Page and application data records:
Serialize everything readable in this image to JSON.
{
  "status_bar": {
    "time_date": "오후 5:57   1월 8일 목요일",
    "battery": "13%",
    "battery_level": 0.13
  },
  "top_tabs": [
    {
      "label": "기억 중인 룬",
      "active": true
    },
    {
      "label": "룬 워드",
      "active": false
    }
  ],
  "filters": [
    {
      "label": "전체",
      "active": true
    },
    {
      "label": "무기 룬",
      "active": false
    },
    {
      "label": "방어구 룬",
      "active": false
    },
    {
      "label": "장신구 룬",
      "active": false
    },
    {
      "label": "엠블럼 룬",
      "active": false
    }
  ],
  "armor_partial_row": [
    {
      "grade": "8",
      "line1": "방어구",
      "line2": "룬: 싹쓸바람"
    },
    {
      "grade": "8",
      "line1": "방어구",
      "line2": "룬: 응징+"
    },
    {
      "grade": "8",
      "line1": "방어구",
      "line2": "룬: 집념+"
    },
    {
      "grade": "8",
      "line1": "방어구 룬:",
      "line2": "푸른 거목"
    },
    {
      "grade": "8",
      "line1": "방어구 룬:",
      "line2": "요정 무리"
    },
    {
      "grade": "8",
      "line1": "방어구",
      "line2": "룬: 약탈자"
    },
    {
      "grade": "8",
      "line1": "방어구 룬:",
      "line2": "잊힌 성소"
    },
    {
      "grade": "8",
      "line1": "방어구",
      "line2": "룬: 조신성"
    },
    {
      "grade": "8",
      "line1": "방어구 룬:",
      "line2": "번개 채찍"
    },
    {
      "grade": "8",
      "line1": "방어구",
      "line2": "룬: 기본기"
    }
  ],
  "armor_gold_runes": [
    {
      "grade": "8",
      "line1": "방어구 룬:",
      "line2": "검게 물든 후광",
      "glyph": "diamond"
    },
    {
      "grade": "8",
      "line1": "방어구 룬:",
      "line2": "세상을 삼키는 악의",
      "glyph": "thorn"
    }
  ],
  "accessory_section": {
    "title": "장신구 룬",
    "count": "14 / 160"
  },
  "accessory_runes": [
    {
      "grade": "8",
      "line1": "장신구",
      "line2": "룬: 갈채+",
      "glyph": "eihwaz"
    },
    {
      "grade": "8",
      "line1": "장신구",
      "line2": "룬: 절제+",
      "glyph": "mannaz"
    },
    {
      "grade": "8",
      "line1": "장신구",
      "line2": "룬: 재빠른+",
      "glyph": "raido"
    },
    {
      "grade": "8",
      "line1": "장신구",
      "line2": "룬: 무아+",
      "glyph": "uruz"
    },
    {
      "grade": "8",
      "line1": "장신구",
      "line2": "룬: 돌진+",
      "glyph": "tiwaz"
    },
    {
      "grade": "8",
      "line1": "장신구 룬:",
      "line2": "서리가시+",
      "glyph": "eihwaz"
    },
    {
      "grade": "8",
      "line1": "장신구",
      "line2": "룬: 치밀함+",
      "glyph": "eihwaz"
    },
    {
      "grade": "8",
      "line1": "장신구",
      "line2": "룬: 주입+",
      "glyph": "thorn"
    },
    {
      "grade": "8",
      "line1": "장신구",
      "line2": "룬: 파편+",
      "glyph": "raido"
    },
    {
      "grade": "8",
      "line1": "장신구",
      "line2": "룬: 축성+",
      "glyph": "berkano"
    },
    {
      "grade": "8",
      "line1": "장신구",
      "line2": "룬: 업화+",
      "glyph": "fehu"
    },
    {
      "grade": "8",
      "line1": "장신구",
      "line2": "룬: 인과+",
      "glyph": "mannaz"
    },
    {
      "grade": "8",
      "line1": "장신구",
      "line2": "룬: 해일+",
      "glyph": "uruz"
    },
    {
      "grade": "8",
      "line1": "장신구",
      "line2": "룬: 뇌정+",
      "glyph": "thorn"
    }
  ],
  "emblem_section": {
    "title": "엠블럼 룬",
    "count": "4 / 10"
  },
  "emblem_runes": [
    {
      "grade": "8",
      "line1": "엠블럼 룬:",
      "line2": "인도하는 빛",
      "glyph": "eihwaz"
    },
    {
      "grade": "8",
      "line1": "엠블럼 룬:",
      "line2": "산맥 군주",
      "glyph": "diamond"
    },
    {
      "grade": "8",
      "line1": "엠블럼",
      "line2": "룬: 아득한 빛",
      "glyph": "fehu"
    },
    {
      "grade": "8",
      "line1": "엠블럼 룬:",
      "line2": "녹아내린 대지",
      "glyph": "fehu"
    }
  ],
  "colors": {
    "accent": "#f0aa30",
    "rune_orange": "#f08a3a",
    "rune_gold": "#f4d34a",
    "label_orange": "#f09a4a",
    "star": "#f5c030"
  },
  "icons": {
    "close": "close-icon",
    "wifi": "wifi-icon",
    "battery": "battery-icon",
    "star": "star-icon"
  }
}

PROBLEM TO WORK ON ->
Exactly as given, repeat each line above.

RESPONSE TO THE EXERCISE ->
Serialize everything readable in this image to JSON.
{
  "status_bar": {
    "time_date": "오후 5:57   1월 8일 목요일",
    "battery": "13%",
    "battery_level": 0.13
  },
  "top_tabs": [
    {
      "label": "기억 중인 룬",
      "active": true
    },
    {
      "label": "룬 워드",
      "active": false
    }
  ],
  "filters": [
    {
      "label": "전체",
      "active": true
    },
    {
      "label": "무기 룬",
      "active": false
    },
    {
      "label": "방어구 룬",
      "active": false
    },
    {
      "label": "장신구 룬",
      "active": false
    },
    {
      "label": "엠블럼 룬",
      "active": false
    }
  ],
  "armor_partial_row": [
    {
      "grade": "8",
      "line1": "방어구",
      "line2": "룬: 싹쓸바람"
    },
    {
      "grade": "8",
      "line1": "방어구",
      "line2": "룬: 응징+"
    },
    {
      "grade": "8",
      "line1": "방어구",
      "line2": "룬: 집념+"
    },
    {
      "grade": "8",
      "line1": "방어구 룬:",
      "line2": "푸른 거목"
    },
    {
      "grade": "8",
      "line1": "방어구 룬:",
      "line2": "요정 무리"
    },
    {
      "grade": "8",
      "line1": "방어구",
      "line2": "룬: 약탈자"
    },
    {
      "grade": "8",
      "line1": "방어구 룬:",
      "line2": "잊힌 성소"
    },
    {
      "grade": "8",
      "line1": "방어구",
      "line2": "룬: 조신성"
    },
    {
      "grade": "8",
      "line1": "방어구 룬:",
      "line2": "번개 채찍"
    },
    {
      "grade": "8",
      "line1": "방어구",
      "line2": "룬: 기본기"
    }
  ],
  "armor_gold_runes": [
    {
      "grade": "8",
      "line1": "방어구 룬:",
      "line2": "검게 물든 후광",
      "glyph": "diamond"
    },
    {
      "grade": "8",
      "line1": "방어구 룬:",
      "line2": "세상을 삼키는 악의",
      "glyph": "thorn"
    }
  ],
  "accessory_section": {
    "title": "장신구 룬",
    "count": "14 / 160"
  },
  "accessory_runes": [
    {
      "grade": "8",
      "line1": "장신구",
      "line2": "룬: 갈채+",
      "glyph": "eihwaz"
    },
    {
      "grade": "8",
      "line1": "장신구",
      "line2": "룬: 절제+",
      "glyph": "mannaz"
    },
    {
      "grade": "8",
      "line1": "장신구",
      "line2": "룬: 재빠른+",
      "glyph": "raido"
    },
    {
      "grade": "8",
      "line1": "장신구",
      "line2": "룬: 무아+",
      "glyph": "uruz"
    },
    {
      "grade": "8",
      "line1": "장신구",
      "line2": "룬: 돌진+",
      "glyph": "tiwaz"
    },
    {
      "grade": "8",
      "line1": "장신구 룬:",
      "line2": "서리가시+",
      "glyph": "eihwaz"
    },
    {
      "grade": "8",
      "line1": "장신구",
      "line2": "룬: 치밀함+",
      "glyph": "eihwaz"
    },
    {
      "grade": "8",
      "line1": "장신구",
      "line2": "룬: 주입+",
      "glyph": "thorn"
    },
    {
      "grade": "8",
      "line1": "장신구",
      "line2": "룬: 파편+",
      "glyph": "raido"
    },
    {
      "grade": "8",
      "line1": "장신구",
      "line2": "룬: 축성+",
      "glyph": "berkano"
    },
    {
      "grade": "8",
      "line1": "장신구",
      "line2": "룬: 업화+",
      "glyph": "fehu"
    },
    {
      "grade": "8",
      "line1": "장신구",
      "line2": "룬: 인과+",
      "glyph": "mannaz"
    },
    {
      "grade": "8",
      "line1": "장신구",
      "line2": "룬: 해일+",
      "glyph": "uruz"
    },
    {
      "grade": "8",
      "line1": "장신구",
      "line2": "룬: 뇌정+",
      "glyph": "thorn"
    }
  ],
  "emblem_section": {
    "title": "엠블럼 룬",
    "count": "4 / 10"
  },
  "emblem_runes": [
    {
      "grade": "8",
      "line1": "엠블럼 룬:",
      "line2": "인도하는 빛",
      "glyph": "eihwaz"
    },
    {
      "grade": "8",
      "line1": "엠블럼 룬:",
      "line2": "산맥 군주",
      "glyph": "diamond"
    },
    {
      "grade": "8",
      "line1": "엠블럼",
      "line2": "룬: 아득한 빛",
      "glyph": "fehu"
    },
    {
      "grade": "8",
      "line1": "엠블럼 룬:",
      "line2": "녹아내린 대지",
      "glyph": "fehu"
    }
  ],
  "colors": {
    "accent": "#f0aa30",
    "rune_orange": "#f08a3a",
    "rune_gold": "#f4d34a",
    "label_orange": "#f09a4a",
    "star": "#f5c030"
  },
  "icons": {
    "close": "close-icon",
    "wifi": "wifi-icon",
    "battery": "battery-icon",
    "star": "star-icon"
  }
}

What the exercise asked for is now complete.